  • Ethics
    ES Speaker: Partner Vanessa Scott
  • International implications of US tax reform
    ES Speaker: Partner Daniel Nicholas
  • Managing tax controversies – A global perspective
    ES Speaker: Partner Susan Seabrook
  • State tax policy under the new US order
    ES Speaker: Partner Todd Lard
  • Accounting methods and significant issues and tax-planning opportunities
    ES Speaker: Partner Ellen McElroy
  • Financial reporting considerations post reform: The interplay of Section 451(b) and ASC 606
    ES Speaker: Attorney Mike Resnick

View details and register now!


  • The $225 registration fee covers all of the technical sessions, breakfast, lunch and refreshments on both days, as well as our Monday evening reception.
  • Breakfast, luncheons and the reception are open to spouses, guests and vendor-sponsors as well.
  • To reserve your hotel room, use the Tax Executives On-Line Booking Link or call (609) 317-1000 and mention the TEI Conference Code GBTAX18
  • Golf, casinos, transportation to the Boardwalk, spa and other activities are available at all times; arrangements can be made. Attendees will be responsible for fees/costs.

The Rhode Island Department of Revenue recently released Advisory #2018-21 (PDF), which deals with “Section 965” income. The advisory states that the repatriation transition tax is not deferrable for Rhode Island state tax purposes.

Section 965 Background

On December 22, 2017, President Donald Trump signed into a law a bill popularly known as the Tax Cuts and Jobs Act (TCJA). A new Internal Revenue Code (IRC) provision introduced by the TCJA is Section 965, which provides for a transition tax on untaxed foreign earnings of certain specified foreign corporations as if those earnings had been repatriated to the US.

Certain taxpayers may make an election under Section 965(h) to pay the transition tax in installments over an eight-year period. This election does not, however, defer recognition of Section 965 income, which must be included on a taxpayer’s federal return for the last taxable year beginning before January 1, 2018.

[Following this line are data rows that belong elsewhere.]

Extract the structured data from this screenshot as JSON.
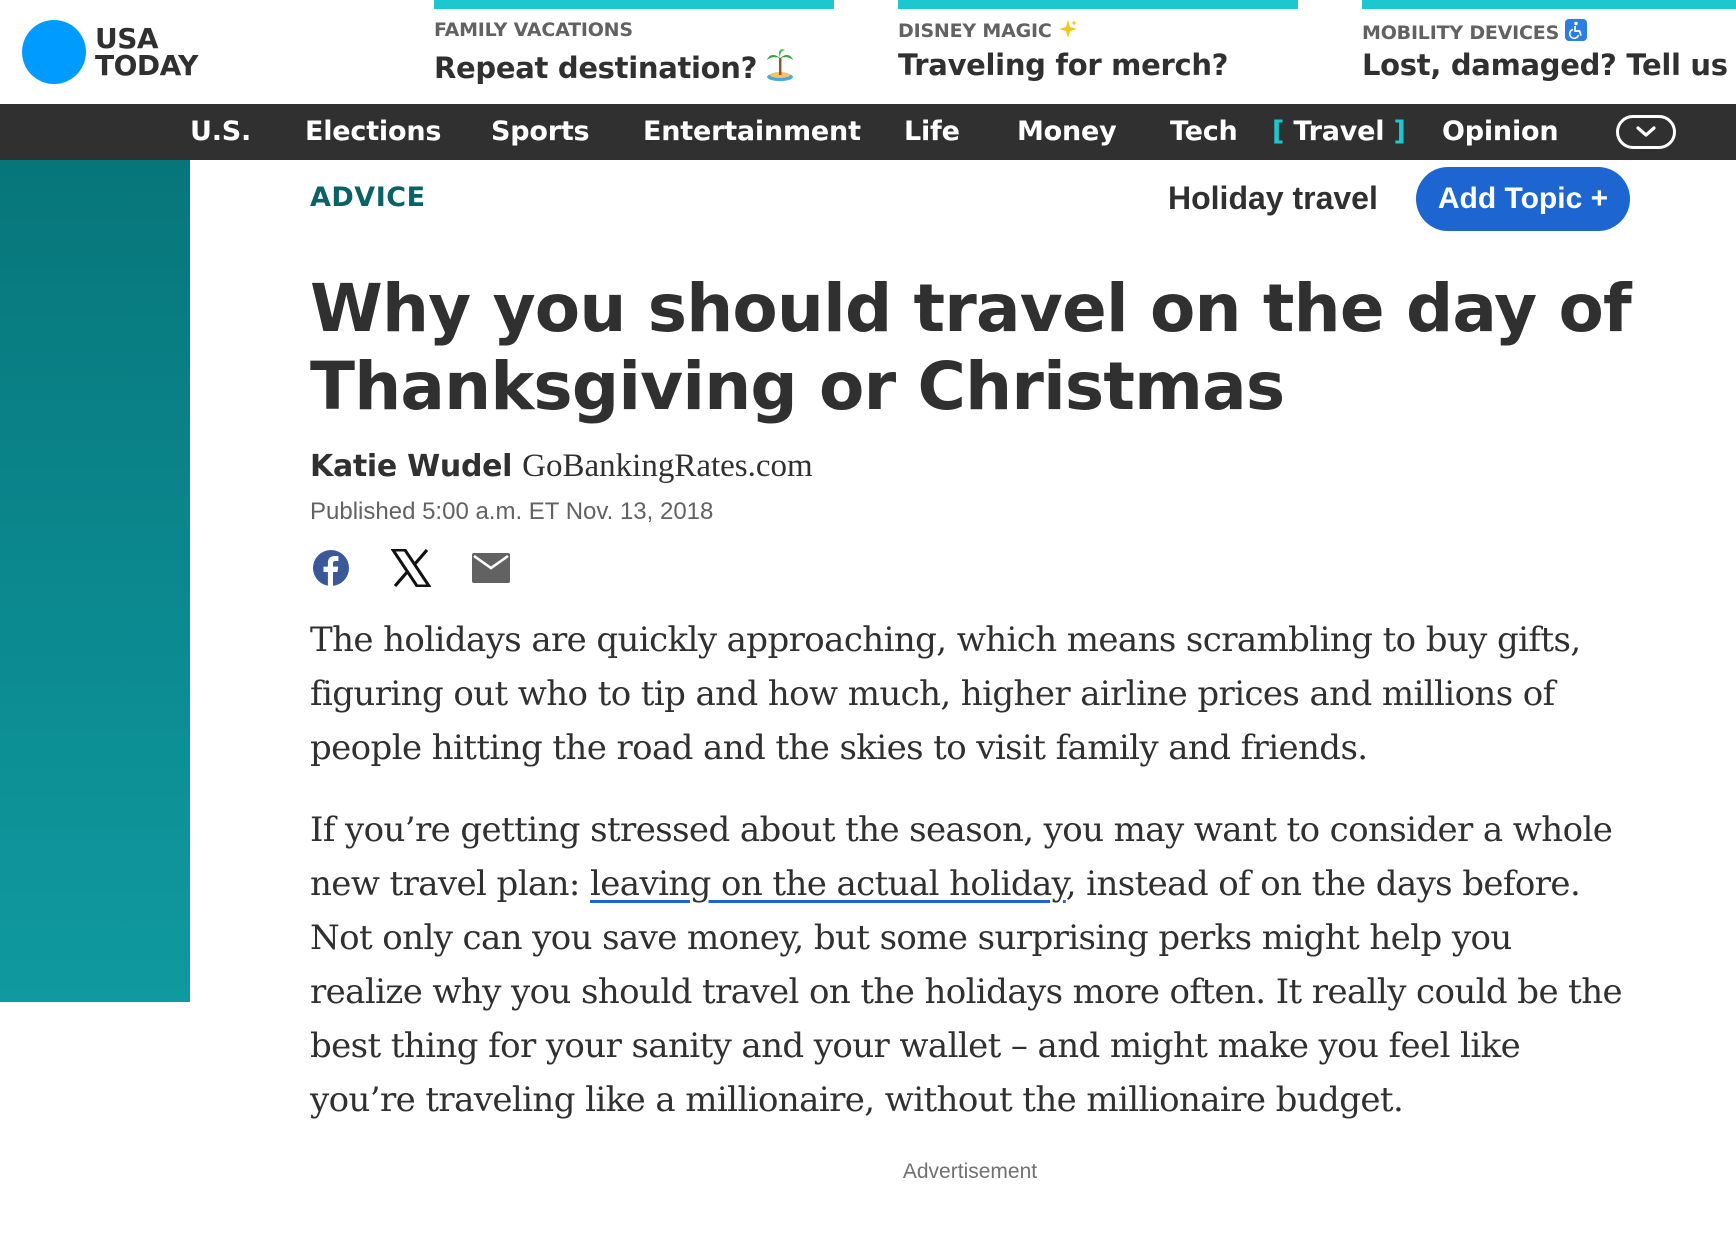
{
  "brand": {
    "logo_line1": "USA",
    "logo_line2": "TODAY",
    "logo_color": "#009bff"
  },
  "promos": [
    {
      "kicker": "FAMILY VACATIONS",
      "kicker_icon": "",
      "title": "Repeat destination?",
      "title_icon": "desert-island-emoji"
    },
    {
      "kicker": "DISNEY MAGIC",
      "kicker_icon": "sparkles-emoji",
      "title": "Traveling for merch?",
      "title_icon": ""
    },
    {
      "kicker": "MOBILITY DEVICES",
      "kicker_icon": "wheelchair-symbol-emoji",
      "title": "Lost, damaged? Tell us",
      "title_icon": ""
    }
  ],
  "nav": {
    "items": [
      {
        "label": "U.S."
      },
      {
        "label": "Elections"
      },
      {
        "label": "Sports"
      },
      {
        "label": "Entertainment"
      },
      {
        "label": "Life"
      },
      {
        "label": "Money"
      },
      {
        "label": "Tech"
      },
      {
        "label": "Travel",
        "active": true
      },
      {
        "label": "Opinion"
      }
    ],
    "more_icon": "chevron-down-icon",
    "active_bracket_open": "[",
    "active_bracket_close": "]"
  },
  "article": {
    "section": "ADVICE",
    "topic": "Holiday travel",
    "add_topic_label": "Add Topic +",
    "headline": "Why you should travel on the day of Thanksgiving or Christmas",
    "author": "Katie Wudel",
    "source": "GoBankingRates.com",
    "published": "Published 5:00 a.m. ET Nov. 13, 2018",
    "share_icons": [
      "facebook-icon",
      "x-icon",
      "email-icon"
    ],
    "paragraph1": "The holidays are quickly approaching, which means scrambling to buy gifts, figuring out who to tip and how much, higher airline prices and millions of people hitting the road and the skies to visit family and friends.",
    "paragraph2_before": "If you’re getting stressed about the season, you may want to consider a whole new travel plan: ",
    "paragraph2_link": "leaving on the actual holiday",
    "paragraph2_after": ", instead of on the days before. Not only can you save money, but some surprising perks might help you realize why you should travel on the holidays more often. It really could be the best thing for your sanity and your wallet – and might make you feel like you’re traveling like a millionaire, without the millionaire budget.",
    "ad_label": "Advertisement"
  },
  "colors": {
    "accent_teal": "#1cc7d0",
    "nav_bg": "#303030",
    "section_teal": "#0a6166",
    "button_blue": "#1d65d0",
    "rail_teal": "#0b8a90"
  }
}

Note that not all states allow transition tax installment payments.

Rhode Island Implications

Like many states, Rhode Island uses federal taxable income, as determined under the current IRC (but without special deductions allowed under federal law), as the starting point for determining taxable income for purposes of the business corporation tax. State law then further modifies the federal taxable amount. See: R.I. Gen. Laws § 44-11-11.

For Rhode Island’s treatment of Section 965 income, the Rhode Island Department of Revenue issued the following chart to clarify current state law:

The Department advised taxpayers to file amended returns if they filed a return that does not reflect this guidance.


For an overview on the SALT consequences of federal tax reform, see: “Waiting for the Other Shoe to Drop: State and Local Tax Implications of Federal Tax Reform – International Tax Provisions.” Bloomberg Tax – Daily Tax Report. (March 12, 2018)

For an in-depth look at the mechanics of Section 965, see the Eversheds Sutherland legal alert: “Transition tax—enough about how it works; here is what doesn’t work.” (April 9, 2018)